[The task]:
From the listing that follows, count the lines including "Users" and give the number alone.
[Input data — start]
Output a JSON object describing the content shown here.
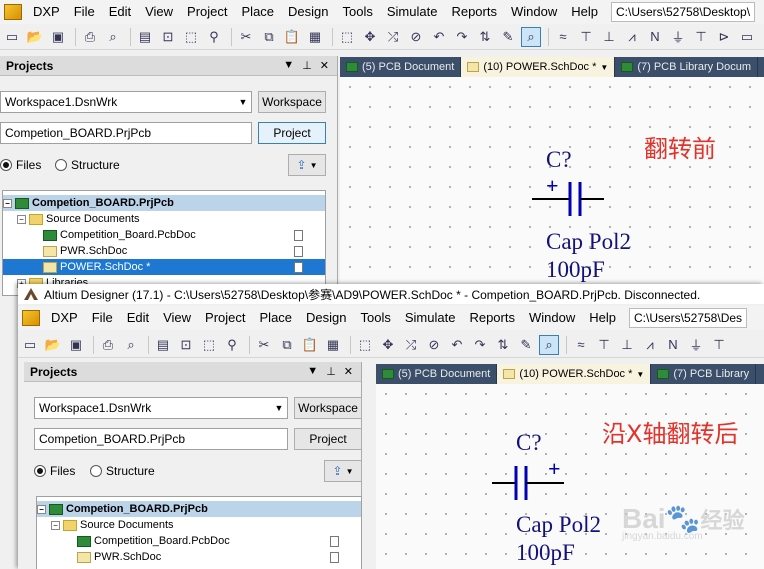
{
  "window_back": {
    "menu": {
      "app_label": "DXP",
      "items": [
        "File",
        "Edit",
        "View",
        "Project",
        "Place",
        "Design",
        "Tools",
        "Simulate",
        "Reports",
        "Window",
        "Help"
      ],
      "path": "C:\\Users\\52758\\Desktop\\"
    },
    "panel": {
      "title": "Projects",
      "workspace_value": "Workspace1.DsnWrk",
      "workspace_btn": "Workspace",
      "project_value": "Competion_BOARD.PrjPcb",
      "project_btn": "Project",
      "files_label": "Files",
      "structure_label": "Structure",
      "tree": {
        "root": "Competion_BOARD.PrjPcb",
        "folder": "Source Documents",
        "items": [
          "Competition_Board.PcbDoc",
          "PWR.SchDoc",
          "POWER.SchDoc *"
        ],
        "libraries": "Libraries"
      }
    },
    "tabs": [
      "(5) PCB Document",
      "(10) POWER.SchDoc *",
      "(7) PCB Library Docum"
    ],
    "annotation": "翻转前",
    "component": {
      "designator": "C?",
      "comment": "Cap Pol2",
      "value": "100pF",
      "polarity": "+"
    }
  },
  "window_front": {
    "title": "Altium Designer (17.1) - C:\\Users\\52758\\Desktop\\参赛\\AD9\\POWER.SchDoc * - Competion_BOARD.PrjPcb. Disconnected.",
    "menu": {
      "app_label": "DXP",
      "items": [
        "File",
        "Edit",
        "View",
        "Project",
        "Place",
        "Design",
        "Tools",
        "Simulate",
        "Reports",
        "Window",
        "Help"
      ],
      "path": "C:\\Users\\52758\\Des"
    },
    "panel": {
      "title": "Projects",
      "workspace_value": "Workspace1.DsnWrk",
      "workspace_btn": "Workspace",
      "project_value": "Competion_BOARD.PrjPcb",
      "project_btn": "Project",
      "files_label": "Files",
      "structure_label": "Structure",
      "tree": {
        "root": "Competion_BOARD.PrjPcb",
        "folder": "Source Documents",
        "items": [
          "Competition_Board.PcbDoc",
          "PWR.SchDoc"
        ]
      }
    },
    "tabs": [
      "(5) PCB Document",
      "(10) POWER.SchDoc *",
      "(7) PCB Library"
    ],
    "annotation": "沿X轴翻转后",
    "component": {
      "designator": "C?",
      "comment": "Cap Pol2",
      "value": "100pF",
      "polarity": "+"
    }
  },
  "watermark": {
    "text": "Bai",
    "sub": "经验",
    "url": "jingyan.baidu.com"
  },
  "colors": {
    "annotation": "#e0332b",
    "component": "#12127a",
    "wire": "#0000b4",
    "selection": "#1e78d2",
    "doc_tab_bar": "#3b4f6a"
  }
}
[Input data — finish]
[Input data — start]
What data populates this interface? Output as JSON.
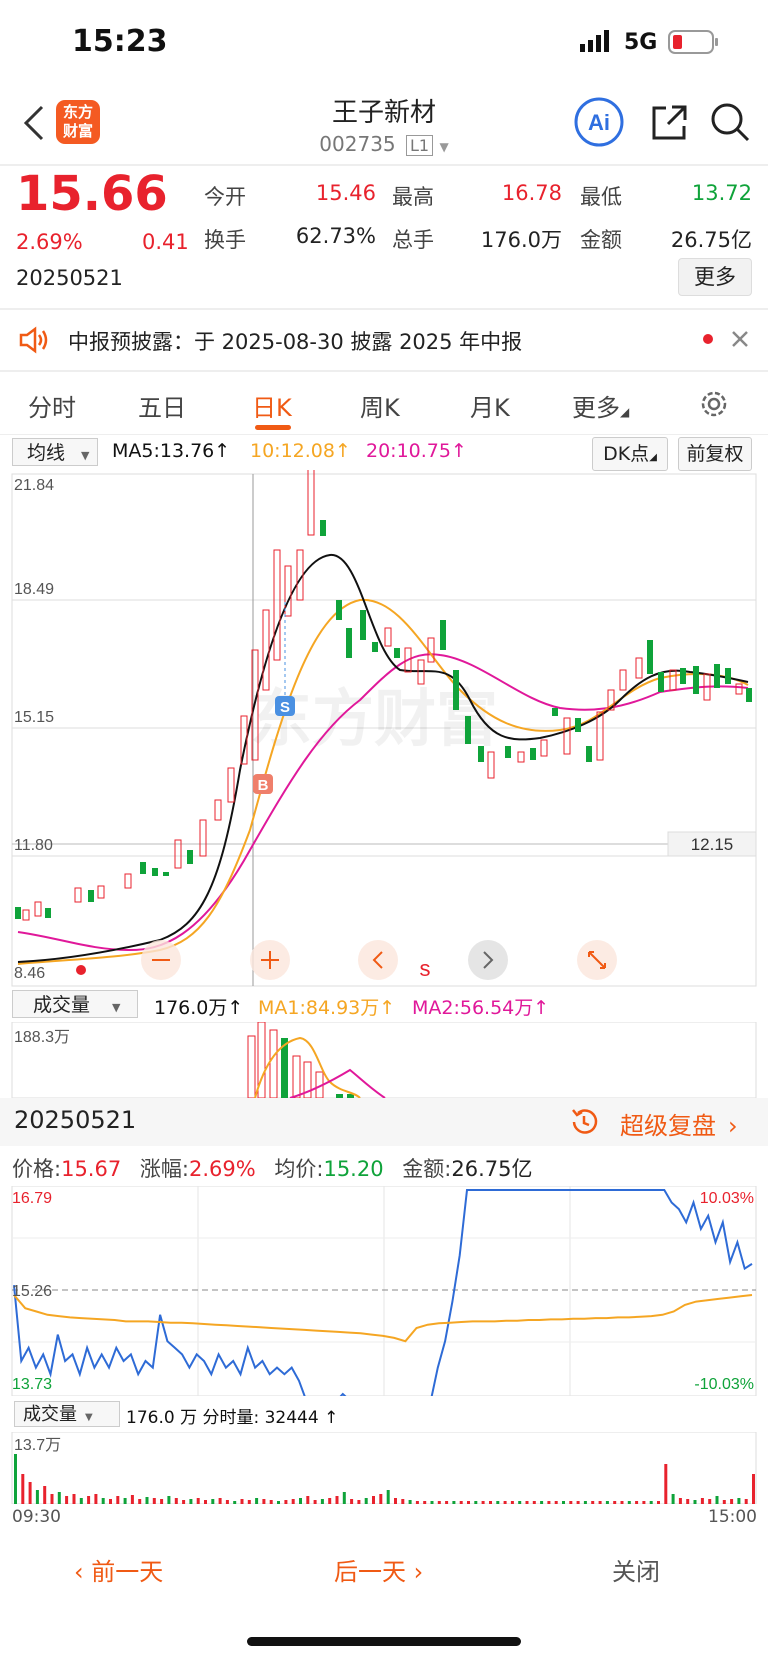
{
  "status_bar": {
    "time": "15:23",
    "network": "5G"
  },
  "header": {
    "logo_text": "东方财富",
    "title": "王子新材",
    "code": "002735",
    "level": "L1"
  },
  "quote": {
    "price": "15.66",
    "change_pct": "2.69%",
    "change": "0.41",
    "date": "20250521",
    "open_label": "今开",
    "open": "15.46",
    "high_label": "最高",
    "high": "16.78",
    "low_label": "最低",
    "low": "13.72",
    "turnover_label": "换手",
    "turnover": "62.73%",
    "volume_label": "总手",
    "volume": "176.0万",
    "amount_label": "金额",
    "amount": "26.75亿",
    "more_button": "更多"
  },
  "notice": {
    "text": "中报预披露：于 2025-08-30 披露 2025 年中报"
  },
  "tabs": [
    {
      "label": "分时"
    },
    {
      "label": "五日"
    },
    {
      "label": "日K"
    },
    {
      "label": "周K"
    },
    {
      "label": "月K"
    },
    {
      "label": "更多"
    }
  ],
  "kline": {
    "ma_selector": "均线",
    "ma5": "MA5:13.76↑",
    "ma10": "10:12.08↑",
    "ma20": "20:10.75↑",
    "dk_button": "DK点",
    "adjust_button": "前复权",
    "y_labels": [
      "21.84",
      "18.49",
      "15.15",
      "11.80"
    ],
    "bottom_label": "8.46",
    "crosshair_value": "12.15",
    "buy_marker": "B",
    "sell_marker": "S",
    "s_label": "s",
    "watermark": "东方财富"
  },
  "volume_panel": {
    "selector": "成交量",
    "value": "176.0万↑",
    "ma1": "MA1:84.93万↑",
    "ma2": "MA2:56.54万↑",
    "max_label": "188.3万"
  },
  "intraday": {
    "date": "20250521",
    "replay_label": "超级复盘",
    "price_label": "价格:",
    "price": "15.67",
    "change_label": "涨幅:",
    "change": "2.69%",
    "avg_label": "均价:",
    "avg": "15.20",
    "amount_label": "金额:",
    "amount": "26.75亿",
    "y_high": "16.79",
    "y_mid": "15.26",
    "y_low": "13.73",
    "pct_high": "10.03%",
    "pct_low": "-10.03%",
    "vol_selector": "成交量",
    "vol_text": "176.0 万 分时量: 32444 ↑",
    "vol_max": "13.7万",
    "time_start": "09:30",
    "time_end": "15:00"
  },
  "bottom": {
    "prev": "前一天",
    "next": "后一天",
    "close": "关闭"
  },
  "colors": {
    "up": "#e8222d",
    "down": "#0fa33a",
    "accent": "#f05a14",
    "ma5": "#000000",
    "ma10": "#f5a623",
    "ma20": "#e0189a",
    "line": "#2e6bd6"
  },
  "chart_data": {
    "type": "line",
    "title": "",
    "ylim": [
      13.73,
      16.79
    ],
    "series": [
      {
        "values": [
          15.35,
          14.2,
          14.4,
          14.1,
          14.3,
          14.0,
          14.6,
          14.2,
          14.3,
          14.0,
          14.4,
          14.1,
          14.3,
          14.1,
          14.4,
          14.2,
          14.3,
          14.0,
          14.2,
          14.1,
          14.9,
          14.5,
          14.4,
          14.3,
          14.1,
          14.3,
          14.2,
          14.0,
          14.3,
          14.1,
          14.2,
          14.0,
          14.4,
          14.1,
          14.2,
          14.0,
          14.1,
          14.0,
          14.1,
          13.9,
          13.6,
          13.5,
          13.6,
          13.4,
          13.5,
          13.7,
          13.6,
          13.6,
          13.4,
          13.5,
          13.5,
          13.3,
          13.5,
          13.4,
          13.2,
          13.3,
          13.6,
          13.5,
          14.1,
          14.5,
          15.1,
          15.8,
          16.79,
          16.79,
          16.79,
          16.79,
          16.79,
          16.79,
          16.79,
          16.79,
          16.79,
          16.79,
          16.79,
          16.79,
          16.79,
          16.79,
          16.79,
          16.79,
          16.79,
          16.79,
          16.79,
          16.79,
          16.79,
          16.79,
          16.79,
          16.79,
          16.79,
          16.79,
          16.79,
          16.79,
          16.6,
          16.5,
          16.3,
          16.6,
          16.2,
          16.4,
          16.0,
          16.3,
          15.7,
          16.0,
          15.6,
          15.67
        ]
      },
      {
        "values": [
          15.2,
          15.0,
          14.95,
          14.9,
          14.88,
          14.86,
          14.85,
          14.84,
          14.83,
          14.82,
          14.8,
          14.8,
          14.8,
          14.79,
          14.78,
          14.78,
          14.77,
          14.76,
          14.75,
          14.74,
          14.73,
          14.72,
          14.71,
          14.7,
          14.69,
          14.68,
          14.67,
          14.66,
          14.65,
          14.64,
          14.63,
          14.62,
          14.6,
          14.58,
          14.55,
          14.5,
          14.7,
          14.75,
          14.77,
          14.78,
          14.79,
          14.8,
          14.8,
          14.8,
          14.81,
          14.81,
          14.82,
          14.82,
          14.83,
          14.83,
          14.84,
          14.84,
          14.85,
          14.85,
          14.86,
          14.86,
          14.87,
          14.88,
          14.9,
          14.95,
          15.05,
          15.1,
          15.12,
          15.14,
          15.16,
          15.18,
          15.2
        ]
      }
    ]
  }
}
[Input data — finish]
[Solution to the problem]:
3